Another feature is that preferred shareholders often have an option to convert their shares into common stock. This allows them to benefit from increases in the equity value. The conversion rate is based on the terms negotiated and is not always one to one. Preferred shareholders could achieve a significant return on their investment by converting to a much higher number of common shares. The conversion ratio may even be adjusted from time to time to prevent dilution of ownership due to subsequent financing rounds.
These liquidation preferences and conversion features, along with other rights, can make a series of preferred stock significantly more valuable than common stock. Accordingly, it would be inappropriate to just gross up the value of cash received from the recent equity raise by the diluted ownership interest.
Is There a Better Post-Money Valuation Approach?
Before entering into an agreement to raise capital and sell preferred shares in your company, you need an understanding of different types of equity and their contractual rights and features. Once you understand the fundamental concepts, you should be able to analyze the payoff structure and conversion points and derive what the payoff structure might look like at different values.
If we consider an example where a company has not appreciated in value after raising capital, we can see how detrimental this equity raise is for the common shareholders. If we assume that the firm providing the $5 million preferred investment from our example above was entitled to receive dividends at an annual rate of 10 percent ($500,000) upon a liquidity event but did not have the ability to convert its shares to and participate as common stock, the below table illustrates how proceeds would be shared by each equity class five years from the date of that investment.
|Exit at Post-Money Value of $25 Million||$17.5 million||$7.5 million|
|Exit at $20 Million Value||$12.5 million||$7.5 million|
|Exit at $10 Million Value||$2.5 million||$7.5 million|
|Exit at $5 Million Value||$0||$5.0 million|
This table illustrates why it is so important to understand the behavior of different equity classes and their features.

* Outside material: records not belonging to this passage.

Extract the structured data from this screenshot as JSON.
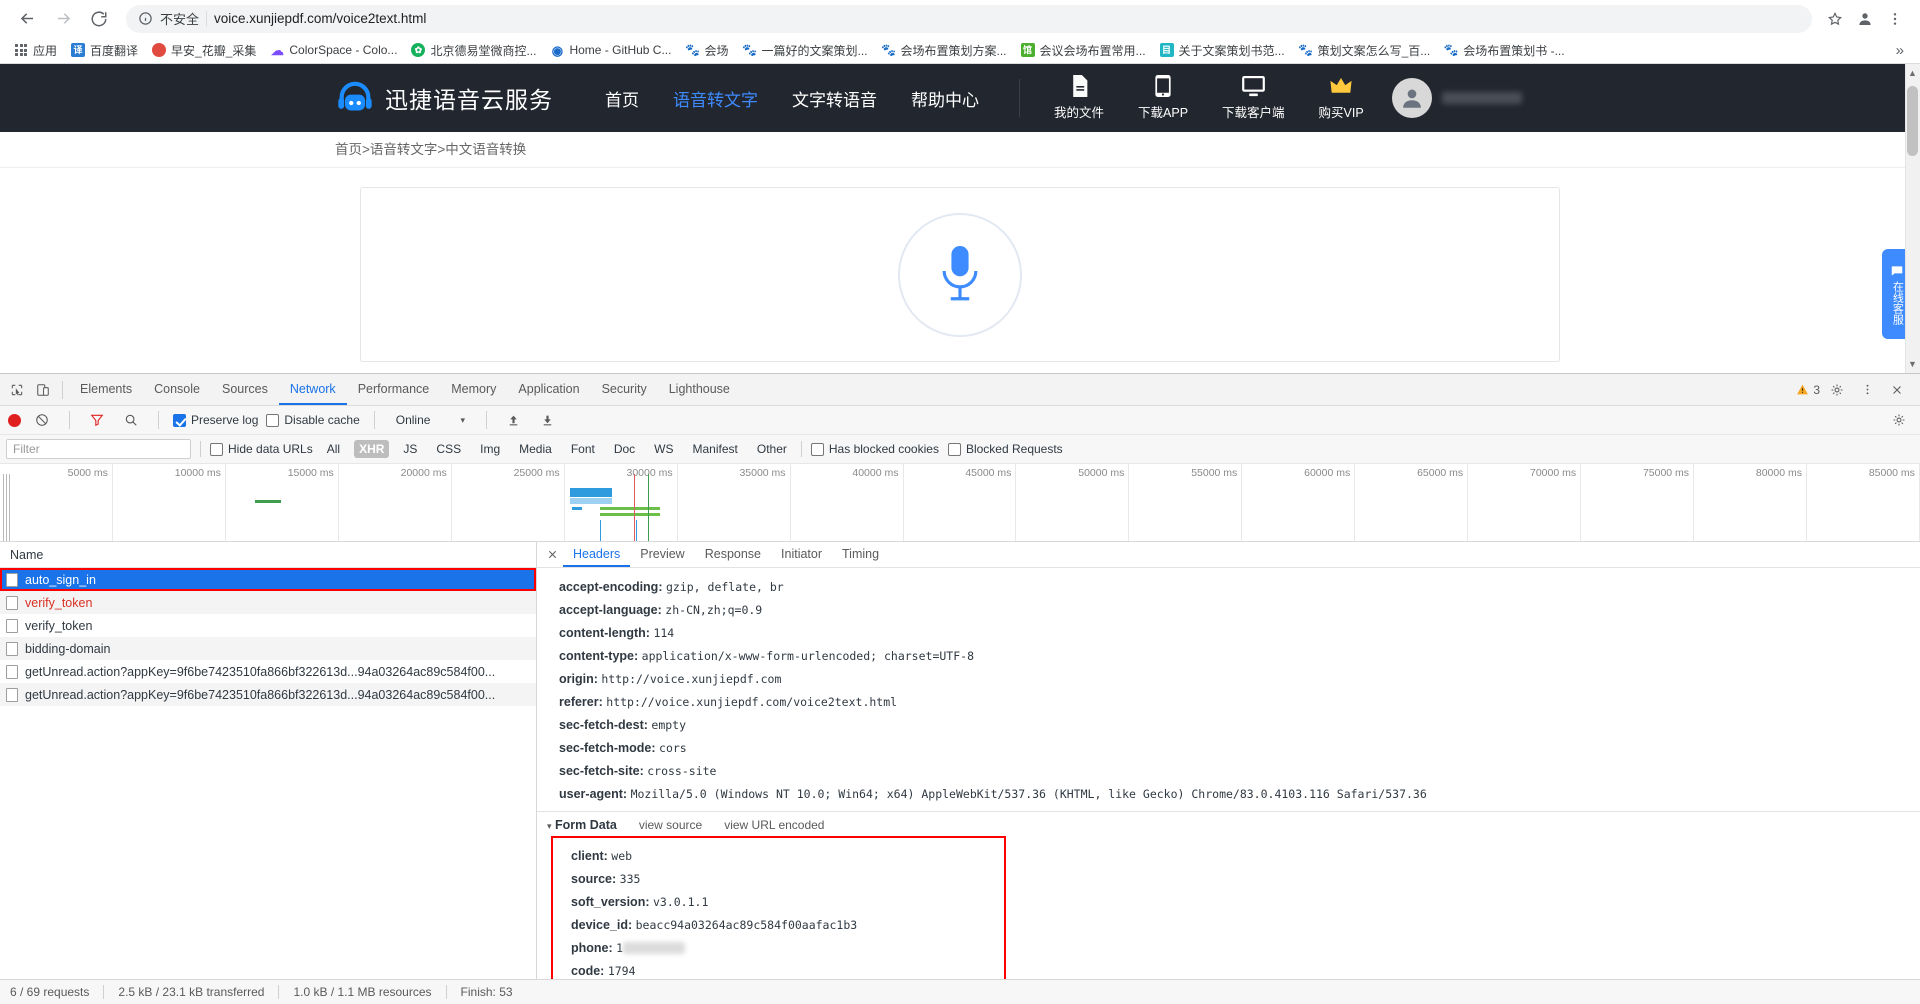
{
  "browser": {
    "back_icon": "back-arrow-icon",
    "forward_icon": "forward-arrow-icon",
    "reload_icon": "reload-icon",
    "security_label": "不安全",
    "url": "voice.xunjiepdf.com/voice2text.html",
    "star_icon": "bookmark-star-icon",
    "profile_icon": "profile-avatar-icon",
    "menu_icon": "chrome-menu-icon",
    "overflow_label": "»",
    "bookmarks": [
      {
        "label": "应用",
        "icon": "apps-grid-icon"
      },
      {
        "label": "百度翻译",
        "icon": "baidu-translate-icon"
      },
      {
        "label": "早安_花瓣_采集",
        "icon": "huaban-icon"
      },
      {
        "label": "ColorSpace - Colo...",
        "icon": "colorspace-icon"
      },
      {
        "label": "北京德易堂微商控...",
        "icon": "deyitang-icon"
      },
      {
        "label": "Home - GitHub C...",
        "icon": "github-icon"
      },
      {
        "label": "会场",
        "icon": "baidu-paw-icon"
      },
      {
        "label": "一篇好的文案策划...",
        "icon": "baidu-paw-icon"
      },
      {
        "label": "会场布置策划方案...",
        "icon": "baidu-paw-icon"
      },
      {
        "label": "会议会场布置常用...",
        "icon": "guan-icon"
      },
      {
        "label": "关于文案策划书范...",
        "icon": "doc-teal-icon"
      },
      {
        "label": "策划文案怎么写_百...",
        "icon": "baidu-paw-icon"
      },
      {
        "label": "会场布置策划书 -...",
        "icon": "baidu-paw-icon"
      }
    ]
  },
  "site": {
    "brand": "迅捷语音云服务",
    "logo_icon": "headphone-robot-logo-icon",
    "nav": [
      {
        "label": "首页",
        "active": false
      },
      {
        "label": "语音转文字",
        "active": true
      },
      {
        "label": "文字转语音",
        "active": false
      },
      {
        "label": "帮助中心",
        "active": false
      }
    ],
    "tools": [
      {
        "label": "我的文件",
        "icon": "document-icon"
      },
      {
        "label": "下载APP",
        "icon": "mobile-phone-icon"
      },
      {
        "label": "下载客户端",
        "icon": "desktop-monitor-icon"
      },
      {
        "label": "购买VIP",
        "icon": "vip-crown-icon"
      }
    ],
    "avatar_icon": "user-avatar-icon",
    "breadcrumb": "首页>语音转文字>中文语音转换",
    "mic_icon": "microphone-icon",
    "chat_widget": "在线客服"
  },
  "devtools": {
    "inspect_icon": "inspect-element-icon",
    "device_icon": "device-toolbar-icon",
    "tabs": [
      {
        "label": "Elements",
        "active": false
      },
      {
        "label": "Console",
        "active": false
      },
      {
        "label": "Sources",
        "active": false
      },
      {
        "label": "Network",
        "active": true
      },
      {
        "label": "Performance",
        "active": false
      },
      {
        "label": "Memory",
        "active": false
      },
      {
        "label": "Application",
        "active": false
      },
      {
        "label": "Security",
        "active": false
      },
      {
        "label": "Lighthouse",
        "active": false
      }
    ],
    "warning_count": "3",
    "warning_icon": "warning-triangle-icon",
    "settings_icon": "gear-icon",
    "more_icon": "vertical-dots-icon",
    "close_icon": "close-icon",
    "toolbar": {
      "record_icon": "record-stop-icon",
      "clear_icon": "clear-icon",
      "filter_icon": "filter-funnel-icon",
      "search_icon": "search-icon",
      "preserve_log": "Preserve log",
      "preserve_log_checked": true,
      "disable_cache": "Disable cache",
      "disable_cache_checked": false,
      "throttling": "Online",
      "throttling_caret": "▾",
      "import_icon": "import-har-icon",
      "export_icon": "export-har-icon",
      "settings_icon": "network-settings-icon"
    },
    "filter": {
      "placeholder": "Filter",
      "value": "",
      "hide_data_urls": "Hide data URLs",
      "hide_data_urls_checked": false,
      "types": [
        {
          "label": "All",
          "active": false
        },
        {
          "label": "XHR",
          "active": true
        },
        {
          "label": "JS",
          "active": false
        },
        {
          "label": "CSS",
          "active": false
        },
        {
          "label": "Img",
          "active": false
        },
        {
          "label": "Media",
          "active": false
        },
        {
          "label": "Font",
          "active": false
        },
        {
          "label": "Doc",
          "active": false
        },
        {
          "label": "WS",
          "active": false
        },
        {
          "label": "Manifest",
          "active": false
        },
        {
          "label": "Other",
          "active": false
        }
      ],
      "has_blocked_cookies": "Has blocked cookies",
      "has_blocked_cookies_checked": false,
      "blocked_requests": "Blocked Requests",
      "blocked_requests_checked": false
    },
    "overview_ticks": [
      "5000 ms",
      "10000 ms",
      "15000 ms",
      "20000 ms",
      "25000 ms",
      "30000 ms",
      "35000 ms",
      "40000 ms",
      "45000 ms",
      "50000 ms",
      "55000 ms",
      "60000 ms",
      "65000 ms",
      "70000 ms",
      "75000 ms",
      "80000 ms",
      "85000 ms"
    ],
    "requests_header": "Name",
    "requests": [
      {
        "name": "auto_sign_in",
        "selected": true,
        "error": false
      },
      {
        "name": "verify_token",
        "selected": false,
        "error": true
      },
      {
        "name": "verify_token",
        "selected": false,
        "error": false
      },
      {
        "name": "bidding-domain",
        "selected": false,
        "error": false
      },
      {
        "name": "getUnread.action?appKey=9f6be7423510fa866bf322613d...94a03264ac89c584f00...",
        "selected": false,
        "error": false
      },
      {
        "name": "getUnread.action?appKey=9f6be7423510fa866bf322613d...94a03264ac89c584f00...",
        "selected": false,
        "error": false
      }
    ],
    "detail_tabs": [
      {
        "label": "Headers",
        "active": true
      },
      {
        "label": "Preview",
        "active": false
      },
      {
        "label": "Response",
        "active": false
      },
      {
        "label": "Initiator",
        "active": false
      },
      {
        "label": "Timing",
        "active": false
      }
    ],
    "headers": [
      {
        "key": "accept-encoding:",
        "value": "gzip, deflate, br"
      },
      {
        "key": "accept-language:",
        "value": "zh-CN,zh;q=0.9"
      },
      {
        "key": "content-length:",
        "value": "114"
      },
      {
        "key": "content-type:",
        "value": "application/x-www-form-urlencoded; charset=UTF-8"
      },
      {
        "key": "origin:",
        "value": "http://voice.xunjiepdf.com"
      },
      {
        "key": "referer:",
        "value": "http://voice.xunjiepdf.com/voice2text.html"
      },
      {
        "key": "sec-fetch-dest:",
        "value": "empty"
      },
      {
        "key": "sec-fetch-mode:",
        "value": "cors"
      },
      {
        "key": "sec-fetch-site:",
        "value": "cross-site"
      },
      {
        "key": "user-agent:",
        "value": "Mozilla/5.0 (Windows NT 10.0; Win64; x64) AppleWebKit/537.36 (KHTML, like Gecko) Chrome/83.0.4103.116 Safari/537.36"
      }
    ],
    "form_data": {
      "title": "Form Data",
      "triangle": "▾",
      "view_source": "view source",
      "view_url_encoded": "view URL encoded",
      "rows": [
        {
          "key": "client:",
          "value": "web",
          "redacted": false
        },
        {
          "key": "source:",
          "value": "335",
          "redacted": false
        },
        {
          "key": "soft_version:",
          "value": "v3.0.1.1",
          "redacted": false
        },
        {
          "key": "device_id:",
          "value": "beacc94a03264ac89c584f00aafac1b3",
          "redacted": false
        },
        {
          "key": "phone:",
          "value": "1",
          "redacted": true
        },
        {
          "key": "code:",
          "value": "1794",
          "redacted": false
        }
      ]
    },
    "status": [
      "6 / 69 requests",
      "2.5 kB / 23.1 kB transferred",
      "1.0 kB / 1.1 MB resources",
      "Finish: 53"
    ]
  },
  "colors": {
    "accent": "#1a73e8",
    "header_bg": "#22262e",
    "brand_blue": "#3d8bff",
    "record_red": "#e02020",
    "highlight_red": "#ff0000",
    "error_red": "#d93025"
  }
}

The difference in proceeds to each equity class could be even greater to the extent the preferred shares had additional features such as the ability to convert and participate as common stock.
As illustrated above, if an exit event is not imminent, a simple waterfall approach of subtracting the preferred liquidation preference from the total equity value (current value method) will not accurately value the junior securities, such as common stock. After you receive an investment and sell preferred shares, it may be several years before your company is sold. This could benefit the common shareholders if your company’s performance and value increase.
A number of white papers and accounting standards offer guidance on best practices when determining the value of a company after an equity raise. Some of the methods they suggest are complex, but these sophisticated models do help founders better understand their potential risk from an investment by a VC or PE firm. The figures in the table above illustrate the potential impact equity financing can have on common shareholders.
The Bottom Line
There is no “one size fits all” method when determining a post-money valuation and allocating equity value to various equity classes. The right methodology (and its complexity) depends on your company’s stage of development and its capital structure. An independent valuation firm can be of benefit by assisting business owners, finance executives, and VC or PE firms alike with complex valuation issues resulting from an equity raise. Moreover, an independent valuation firm can assist with compliance and regulatory issues that often arise after an equity raise.